  • A short support letter by your PhD advisor

Deadline: May 31, 2018
Cost: 800 CHF (covers accommodation and meals)
Applications will be selected and announced to applicants by June 15, 2018


Jim Wilson will give a seminar – 4pm. Aud. B, Génopode on May 17, 2018

Jim Wilson seminar

Place: Genopode Auditorium B

Time: 16h00, 17 May

Title: The Scope and Mechanism of Inbreeding Depression in Humans
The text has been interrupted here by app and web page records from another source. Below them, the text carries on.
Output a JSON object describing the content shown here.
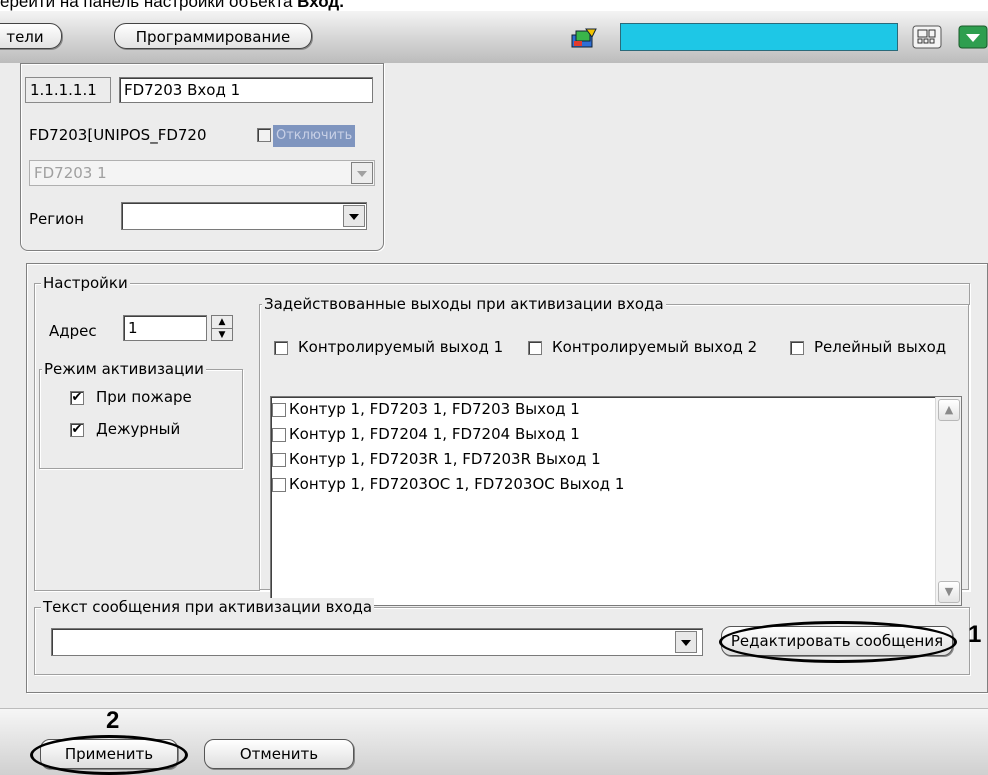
{
  "caption": {
    "text_normal": "ерейти на панель настройки объекта ",
    "text_bold": "Вход."
  },
  "topbar": {
    "tab_left_label": "тели",
    "tab_programming_label": "Программирование",
    "search_value": "",
    "icons": [
      "user-shapes-icon",
      "layout-grid-icon",
      "green-dropdown-icon"
    ],
    "accent_color": "#1ec7e6"
  },
  "object": {
    "id": "1.1.1.1.1",
    "name": "FD7203 Вход 1",
    "parent": "FD7203[UNIPOS_FD720",
    "disable_label": "Отключить",
    "device_select": "FD7203 1",
    "region_label": "Регион",
    "region_value": ""
  },
  "settings": {
    "group_label": "Настройки",
    "address_label": "Адрес",
    "address_value": "1",
    "activation_mode": {
      "label": "Режим активизации",
      "on_fire_label": "При пожаре",
      "on_fire_checked": true,
      "duty_label": "Дежурный",
      "duty_checked": true
    },
    "outputs": {
      "label": "Задействованные выходы при активизации входа",
      "controlled_1": "Контролируемый выход 1",
      "controlled_2": "Контролируемый выход 2",
      "relay": "Релейный выход",
      "items": [
        "Контур 1, FD7203 1, FD7203 Выход 1",
        "Контур 1, FD7204 1, FD7204 Выход 1",
        "Контур 1, FD7203R 1, FD7203R Выход 1",
        "Контур 1, FD7203OC 1, FD7203OC Выход 1"
      ]
    }
  },
  "message": {
    "label": "Текст сообщения при активизации входа",
    "value": "",
    "edit_button": "Редактировать сообщения",
    "marker": "1"
  },
  "footer": {
    "apply_button": "Применить",
    "cancel_button": "Отменить",
    "marker": "2"
  }
}
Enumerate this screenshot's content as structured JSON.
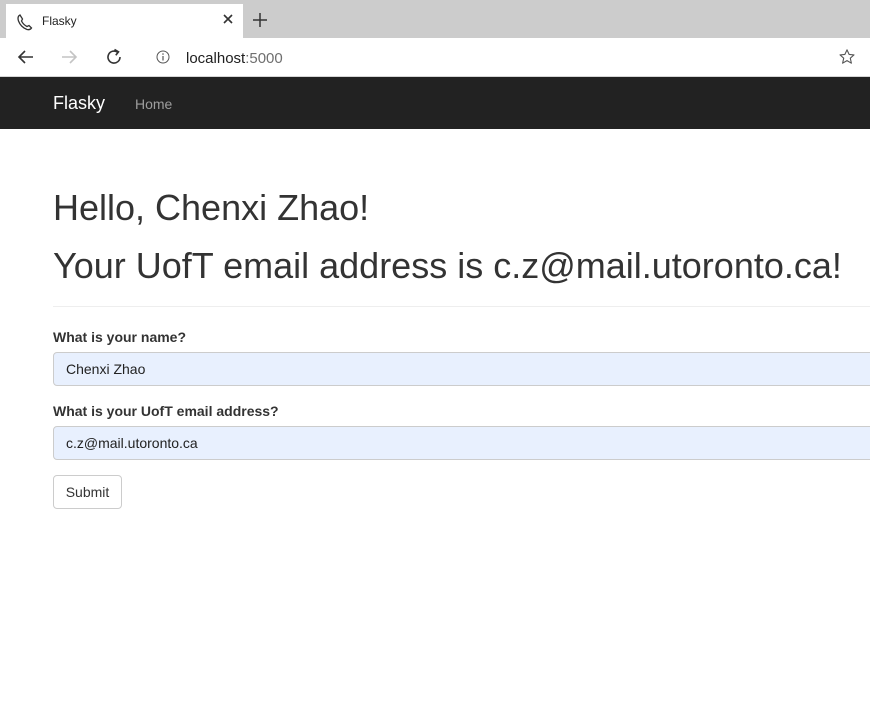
{
  "browser": {
    "tab": {
      "title": "Flasky",
      "favicon": "phone-favicon-icon"
    },
    "new_tab_icon": "plus-icon",
    "nav": {
      "back_icon": "back-arrow-icon",
      "forward_icon": "forward-arrow-icon",
      "reload_icon": "reload-icon"
    },
    "address": {
      "host": "localhost",
      "port": ":5000",
      "info_icon": "info-icon",
      "bookmark_icon": "star-icon"
    }
  },
  "navbar": {
    "brand": "Flasky",
    "links": [
      {
        "label": "Home"
      }
    ]
  },
  "page": {
    "greeting": "Hello, Chenxi Zhao!",
    "email_line": "Your UofT email address is c.z@mail.utoronto.ca!",
    "form": {
      "name_label": "What is your name?",
      "name_value": "Chenxi Zhao",
      "email_label": "What is your UofT email address?",
      "email_value": "c.z@mail.utoronto.ca",
      "submit_label": "Submit"
    }
  },
  "colors": {
    "navbar_bg": "#222222",
    "navbar_brand": "#ffffff",
    "navbar_link": "#9d9d9d",
    "autofill_bg": "#e8f0fe",
    "tabstrip_bg": "#cccccc"
  }
}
Abstract: In many species, the offspring of related parents suffer reduced reproductive success, a phenomenon known as inbreeding depression. In humans, the importance of this effect has remained unclear, partly because reproduction between close relatives is rare in many cultures and frequently associated with confounding social factors. Moreover, it is not certain which of the classical rival theories of dominance or overdominance (heterozygote advantage) is the principal mechanism underlying these effects. Here, using genomic inbreeding coefficients (FROH) for >1.3 million individuals, we show that FROH is significantly associated (P < 0.0005) with changes in 31 of 101 complex traits analysed. An increase in FROH is associated with reduced reproductive success (ever having children, age at first birth, age at first sex, number of sexual partners), as well as reduced alcohol intake, likelihood of ever-smoking and self-reported risk taking, and increases in disease risk factors (including heart rate and lymphocyte percentage). The resultant effect on fertility is striking: FROH equivalent to the offspring of first cousins is associated with a 55% increase [95% CI 44-66%] in the odds of remaining childless. These effects are associated with runs of homozygosity (ROH), but not with common variant homozygosity, suggesting that genetic variants causing inbreeding depression are rare, consistent with the dominance hypothesis. Moreover, for a subset of traits, the effect of FROH differs significantly between men and women. Indeed, increasing FROH significantly decreases total and LDL cholesterol in men, and is thus cardio-protective in this regard. Finally, the effects of FROH are confirmed within full-sibling pairs, where the variation in genomic inbreeding is independent of environmental confounding. The fact that autozygosity caused by inbreeding influences a broad range of human phenotypes, some positively, others negatively, suggests a complex history of selection.


Cancelled Mon May 14, 2018 BIG Sem. J. Chory

BIG seminars 2017-2018

Every first Monday of the month
16h15, Auditorium Biophore Building
UniL-Sorge at Dorigny
BIG is an interdepartmental seminar series, and is organized by Ted Farmer, Thomas Flatt, Winship Herr and Sophie Martin
14 May 2018  Joanne Chory, Salk Institute CANCELLED
“Fifty shades of shade: Adaptation of plants to their local environment”

Mon May 28, 2018 CIG Sem. I. Miguel-Aliaga

CIG Seminars Spring 2018

Monday 12:15, Génopode, auditorium A, followed by sandwiches

Download the poster



Monday May 28, 2018
Irene Miguel-Aliaga, Imperial College, London, UK
«Hungry brains and clever guts»
Host: Richard Benton